The governor of the National Bank of Hungary (MNB) will not resign because of threats or intimidation, the central bank's head András Simor said on Monday. Simor spoke at an extraordinary press conference called to address a statement published by the MNB supervisory board late Friday saying salaries for MNB employees were not in line with international practices, and criticizing a public procurement for PR services and a communications advisor contract.

The MNB has always exercised prudence in the management of its operations, Simor said. The bank's management at present has in many instances achieved bigger savings than their predecessors, he added.

Simor firmly rejected the supervisory board's stand on the matters of wages and spending on communications. He said the central bank needed the best qualified creative thinkers, thus it must pay few people more rather than more people less.
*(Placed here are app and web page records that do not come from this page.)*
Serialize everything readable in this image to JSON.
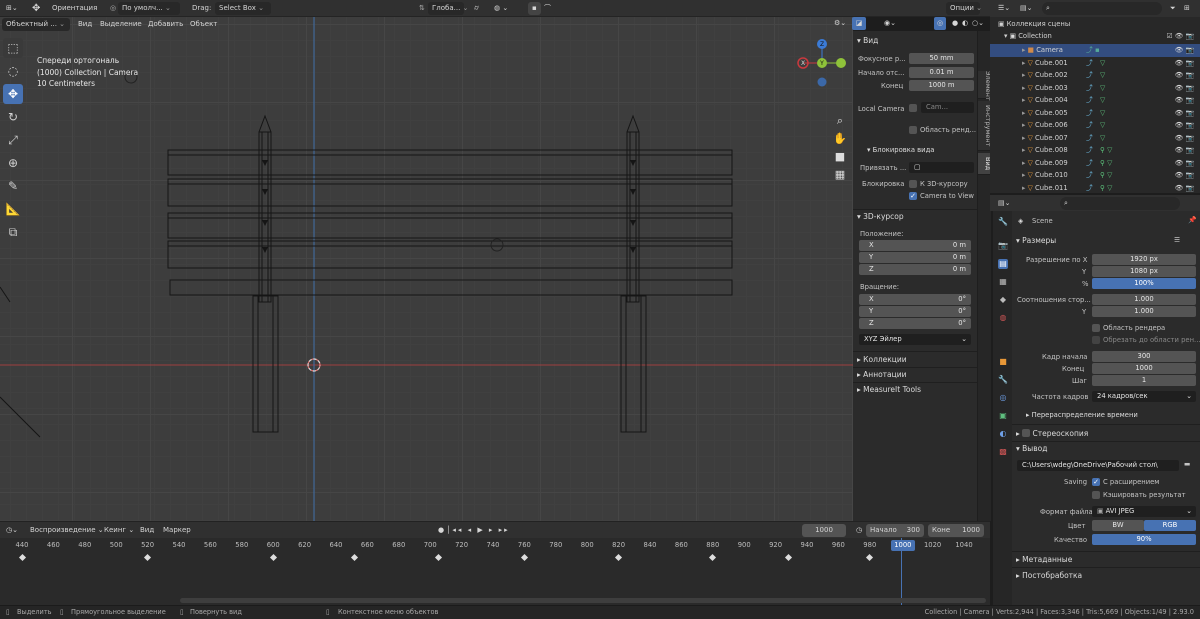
{
  "header": {
    "orientation": "Ориентация",
    "pivot": "По умолч...",
    "drag": "Drag:",
    "select_box": "Select Box",
    "view_transform": "Глоба...",
    "options": "Опции"
  },
  "viewport_header": {
    "mode": "Объектный ...",
    "view": "Вид",
    "select": "Выделение",
    "add": "Добавить",
    "object": "Объект"
  },
  "viewport_info": {
    "line1": "Спереди ортогональ",
    "line2": "(1000) Collection | Camera",
    "line3": "10 Centimeters"
  },
  "gizmo": {
    "x": "X",
    "y": "Y",
    "z": "Z"
  },
  "n_tabs": [
    "Элемент",
    "Инструмент",
    "Вид"
  ],
  "view_panel": {
    "title": "Вид",
    "focal_label": "Фокусное р...",
    "focal_value": "50 mm",
    "clip_start_label": "Начало отс...",
    "clip_start_value": "0.01 m",
    "clip_end_label": "Конец",
    "clip_end_value": "1000 m",
    "local_camera_label": "Local Camera",
    "local_camera_value": "Cam...",
    "render_region_label": "Область ренд...",
    "lock_title": "Блокировка вида",
    "lock_to_label": "Привязать ...",
    "lock_label": "Блокировка",
    "lock_cursor_label": "К 3D-курсору",
    "camera_to_view_label": "Camera to View"
  },
  "cursor_panel": {
    "title": "3D-курсор",
    "location_label": "Положение:",
    "loc": [
      {
        "axis": "X",
        "value": "0 m"
      },
      {
        "axis": "Y",
        "value": "0 m"
      },
      {
        "axis": "Z",
        "value": "0 m"
      }
    ],
    "rotation_label": "Вращение:",
    "rot": [
      {
        "axis": "X",
        "value": "0°"
      },
      {
        "axis": "Y",
        "value": "0°"
      },
      {
        "axis": "Z",
        "value": "0°"
      }
    ],
    "rotation_mode": "XYZ Эйлер"
  },
  "collapsed_panels": [
    "Коллекции",
    "Аннотации",
    "MeasureIt Tools"
  ],
  "outliner": {
    "scene_collection": "Коллекция сцены",
    "collection": "Collection",
    "items": [
      "Camera",
      "Cube.001",
      "Cube.002",
      "Cube.003",
      "Cube.004",
      "Cube.005",
      "Cube.006",
      "Cube.007",
      "Cube.008",
      "Cube.009",
      "Cube.010",
      "Cube.011"
    ]
  },
  "properties": {
    "scene": "Scene",
    "dimensions_title": "Размеры",
    "res_x_label": "Разрешение по X",
    "res_x": "1920 px",
    "res_y_label": "Y",
    "res_y": "1080 px",
    "pct_label": "%",
    "pct": "100%",
    "aspect_label": "Соотношения стор...",
    "aspect_x": "1.000",
    "aspect_y_label": "Y",
    "aspect_y": "1.000",
    "render_region": "Область рендера",
    "crop_region": "Обрезать до области рен...",
    "frame_start_label": "Кадр начала",
    "frame_start": "300",
    "frame_end_label": "Конец",
    "frame_end": "1000",
    "frame_step_label": "Шаг",
    "frame_step": "1",
    "fps_label": "Частота кадров",
    "fps": "24 кадров/сек",
    "time_remap": "Перераспределение времени",
    "stereo": "Стереоскопия",
    "output_title": "Вывод",
    "output_path": "C:\\Users\\wdeg\\OneDrive\\Рабочий стол\\",
    "saving_label": "Saving",
    "file_ext": "С расширением",
    "cache_result": "Кэшировать результат",
    "file_format_label": "Формат файла",
    "file_format": "AVI JPEG",
    "color_label": "Цвет",
    "bw": "BW",
    "rgb": "RGB",
    "quality_label": "Качество",
    "quality": "90%",
    "metadata": "Метаданные",
    "postprocessing": "Постобработка"
  },
  "timeline_header": {
    "playback": "Воспроизведение",
    "keying": "Кеинг",
    "view": "Вид",
    "marker": "Маркер",
    "current": "1000",
    "start_label": "Начало",
    "start": "300",
    "end_label": "Коне",
    "end": "1000"
  },
  "timeline": {
    "ticks": [
      "440",
      "460",
      "480",
      "500",
      "520",
      "540",
      "560",
      "580",
      "600",
      "620",
      "640",
      "660",
      "680",
      "700",
      "720",
      "740",
      "760",
      "780",
      "800",
      "820",
      "840",
      "860",
      "880",
      "900",
      "920",
      "940",
      "960",
      "980",
      "1000",
      "1020",
      "1040"
    ],
    "current_frame": "1000",
    "current_value": 1000,
    "keyframes": [
      440,
      520,
      600,
      652,
      705,
      760,
      820,
      880,
      928,
      980
    ]
  },
  "status": {
    "select": "Выделить",
    "box_select": "Прямоугольное выделение",
    "rotate_view": "Повернуть вид",
    "context_menu": "Контекстное меню объектов",
    "stats": "Collection | Camera | Verts:2,944 | Faces:3,346 | Tris:5,669 | Objects:1/49 | 2.93.0"
  }
}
Payroll costs of the MNB have dropped about one-third in real terms since the bank's current management took over in 2007 and average headcount has fallen some 25%, he added.

Addressing the supervisory board's stand that a tender for communications services worth HUF 427 million plus VAT was unnecessary, Simor said the tender was for services over a period of two and a half years’ worth HUF 285 million to be exceeded by no more than HUF 50 million.

Simor declined to comment on the nomination of two central bank rate-setters by Parliament's Economy and IT Committee on Monday. He said neither Parliament nor the committee had asked his opinion of the nominees and expressing it was not among the governor's duties.

"It would be neither ethical nor professional to comment on the nominations after the fact," Mr Simor said.

The new members of the MNB's Monetary Council will be welcomed with the greatest respect at the bank, Simor said. MNB officials regret that the new members will not be allowed to offer opinions on the first draft of the bank's next Inflation Report or on the outline of the Stability Report, he added.

Both will be discussed at a meeting on March 16, but the new members' mandates will start only on March 21.

The mandates of the four external members of the seven-member Monetary Council expired on March 1.